Dear Dr. Dog: I want to give my dog, Dudley, the best possible health care, not just the usual vet check-ups. How can I keep him feeling really great?
There is a lot you can do to keep Dudley feeling his best. The basis for a healthy dog is healthy nutrition, so my number one suggestion is to provide a natural diet. Of course, the constituents of a healthy canine diet are a topic of debate. From my 22 years of veterinary experience I have found that most dogs thrive on an ancestral diet. In other words, if you want to know what to feed your dog, look at what they ate over millions of years of evolution.
A good estimation of such a diet can be achieved by looking at what wild canines eat. This would include raw meat (you don’t see them whip out a George Foreman Grill), bones, organs, and shredded vegetables (from the stomach and intestines of their prey). For me, no processed diet is truly natural, since processing destroys phytochemicals and other important nutrients. Nature’s Variety makes a raw food that is balanced for the needs of dogs. This is the specific food I recommend for my patients and is what I feed my own pets.
Number two on my list of tips is to reduce the number of vaccines your dog gets. I’m not against all vaccines, but there is plenty of research now -proving that dogs do not need the Distemper/Parvo vaccine every year. Vaccines protect animals from very dangerous diseases and all dogs benefit from the protection afforded by vaccination. At the same time, too much vaccine stresses the immune system and does not provide more protection.
One study showed that vaccinated dogs are twice as likely to develop a deadly autoimmune disease that attacks red blood cells. All the way back in 2003, the American Animal Hospital Association recommended that the Distemper combination vaccine should be given not more than every three years. Vet schools are on board with the new protocol, too. It is time to stop the madness and vaccinate as little as possible.

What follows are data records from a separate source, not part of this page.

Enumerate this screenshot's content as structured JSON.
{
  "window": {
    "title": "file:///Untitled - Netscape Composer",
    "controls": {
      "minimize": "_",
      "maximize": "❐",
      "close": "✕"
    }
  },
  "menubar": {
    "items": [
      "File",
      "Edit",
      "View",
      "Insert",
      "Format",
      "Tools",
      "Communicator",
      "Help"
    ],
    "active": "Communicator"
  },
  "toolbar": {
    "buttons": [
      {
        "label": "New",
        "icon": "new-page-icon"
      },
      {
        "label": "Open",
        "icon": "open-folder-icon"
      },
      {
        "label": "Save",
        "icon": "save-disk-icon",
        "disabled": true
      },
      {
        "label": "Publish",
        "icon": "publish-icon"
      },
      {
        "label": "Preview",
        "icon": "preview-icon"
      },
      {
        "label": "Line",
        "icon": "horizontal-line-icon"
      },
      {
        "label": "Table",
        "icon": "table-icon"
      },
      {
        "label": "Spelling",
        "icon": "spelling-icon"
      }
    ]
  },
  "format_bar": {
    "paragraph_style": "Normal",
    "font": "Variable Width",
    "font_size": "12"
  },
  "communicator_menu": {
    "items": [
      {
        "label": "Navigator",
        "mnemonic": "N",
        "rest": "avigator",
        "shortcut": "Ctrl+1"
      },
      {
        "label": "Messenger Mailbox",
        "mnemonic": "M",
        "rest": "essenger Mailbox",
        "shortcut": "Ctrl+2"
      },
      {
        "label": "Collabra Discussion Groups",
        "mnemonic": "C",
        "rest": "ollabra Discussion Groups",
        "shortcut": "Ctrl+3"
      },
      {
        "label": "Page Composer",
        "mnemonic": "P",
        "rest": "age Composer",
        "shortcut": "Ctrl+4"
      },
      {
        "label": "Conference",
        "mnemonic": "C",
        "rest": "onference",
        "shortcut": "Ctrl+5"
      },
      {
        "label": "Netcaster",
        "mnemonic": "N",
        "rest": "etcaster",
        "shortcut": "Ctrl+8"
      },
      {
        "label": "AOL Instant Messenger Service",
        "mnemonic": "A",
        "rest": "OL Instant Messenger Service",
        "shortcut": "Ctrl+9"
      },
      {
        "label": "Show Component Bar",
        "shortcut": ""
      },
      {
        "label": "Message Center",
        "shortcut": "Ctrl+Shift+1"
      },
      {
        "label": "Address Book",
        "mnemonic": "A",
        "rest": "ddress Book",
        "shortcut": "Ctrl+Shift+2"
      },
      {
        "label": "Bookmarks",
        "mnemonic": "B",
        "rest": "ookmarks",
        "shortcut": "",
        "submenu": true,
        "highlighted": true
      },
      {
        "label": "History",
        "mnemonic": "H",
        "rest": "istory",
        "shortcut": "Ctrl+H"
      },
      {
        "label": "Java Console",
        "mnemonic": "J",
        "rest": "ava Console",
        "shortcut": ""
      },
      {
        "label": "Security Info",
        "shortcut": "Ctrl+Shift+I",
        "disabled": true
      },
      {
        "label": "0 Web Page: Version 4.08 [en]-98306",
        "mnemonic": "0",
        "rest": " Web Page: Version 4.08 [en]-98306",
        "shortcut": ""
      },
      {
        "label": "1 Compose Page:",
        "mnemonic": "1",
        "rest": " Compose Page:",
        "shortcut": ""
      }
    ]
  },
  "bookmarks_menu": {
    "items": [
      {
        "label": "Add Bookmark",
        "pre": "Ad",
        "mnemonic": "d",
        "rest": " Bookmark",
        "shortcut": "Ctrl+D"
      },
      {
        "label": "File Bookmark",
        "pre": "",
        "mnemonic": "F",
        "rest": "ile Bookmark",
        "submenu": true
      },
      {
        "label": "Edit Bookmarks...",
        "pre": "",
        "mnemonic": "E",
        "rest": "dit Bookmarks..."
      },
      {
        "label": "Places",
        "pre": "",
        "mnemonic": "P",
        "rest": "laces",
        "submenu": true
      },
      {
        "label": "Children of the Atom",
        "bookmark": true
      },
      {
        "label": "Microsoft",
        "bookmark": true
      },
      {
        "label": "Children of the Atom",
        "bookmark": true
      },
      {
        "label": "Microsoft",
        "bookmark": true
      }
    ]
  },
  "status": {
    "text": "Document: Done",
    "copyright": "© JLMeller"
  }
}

Third on my list of pet health tips is to keep your dog at an ideal weight. You should be able to easily feel your dog’s ribs on the sides. Also, there is supposed to be an indentation in the body behind the rib cage – it’s called a waist. A recent study showed that overweight dogs die 1.8 years earlier than their thinner counterparts. They also show symptoms of arthritis and other chronic diseases an average of 2.8 years earlier. If you reward your dog’s begging by giving him food, you are reinforcing this behavior. Your dog will live a longer, healthier, and happier life if you ignore his pleas and keep him slim.
My fourth health tip is to supplement your dog’s diet with fish oil. Fish oil contains DHA, a very important omega-three fatty acid. Research has shown that when a pregnant dog’s diet, and then that of her puppies, is supplemented with fish oil, those puppies are twice as intelligent as puppies fed a regular diet. Other studies have shown that supplementing with fish oil can help with allergic dermatitis and arthritis. It even has an anti-cancer effect. The typical dose is 1000 mg per 25 pounds of dog. Higher doses are recommended for cancer patients.
My final tip for holistic canine health is probiotic supplementation. Probiotics are the good bacteria that belong in the intestine. Having the right balance of bacteria in the intestine can have broad effects on pet health. Seventy percent of the immune system is located in the walls of the intestine. In fact, the largest organ of the immune system is the GI tract. Giving a probiotic supplement can have broad beneficial effects on the pet’s immune system, even improving the function of the white blood cells.
Antibiotics and other medications can throw off the delicate balance of bacteria in the gut. When a pet gets diarrhea from taking a medication, it is often due to this effect. Just because the diarrhea eventually resolves does not mean that the bacteria are back in balance. Even healthy-appearing pets benefit from probiotics.
There you have it. My recipe for canine health is:
- Feed a balanced, raw diet;
- Reduce vaccines to the bare minimum;
- Keep your dog at a slim, healthy weight;
- Add fish oil to the diet; and
- Supplement periodically with probiotics
There is much more information about holistic health and alternative medicine for dogs in my latest book, The Holistic Health Guide: Natural Care for the Whole Dog, and at my web site, www.beaveranimalclinic.com. You might want to catch my lectures at the Association of Pet Dog Trainers conference at the Marriott Oakland City Center on October 21-25, 2009.
May you and your dog live long and healthy lives together.
Dr. Doug Knueven received his veterinary degree from Ohio State University in 1987 and has earned certification in veterinary acupuncture, Chinese herbal medicine, and chiropractic. He also has advanced training in natural nutrition, massage therapy, and homeopathy for animals. He practices alternative veterinary medicine in Beaver County, Pennsylvania and lectures on the subject at veterinary conferences around the country.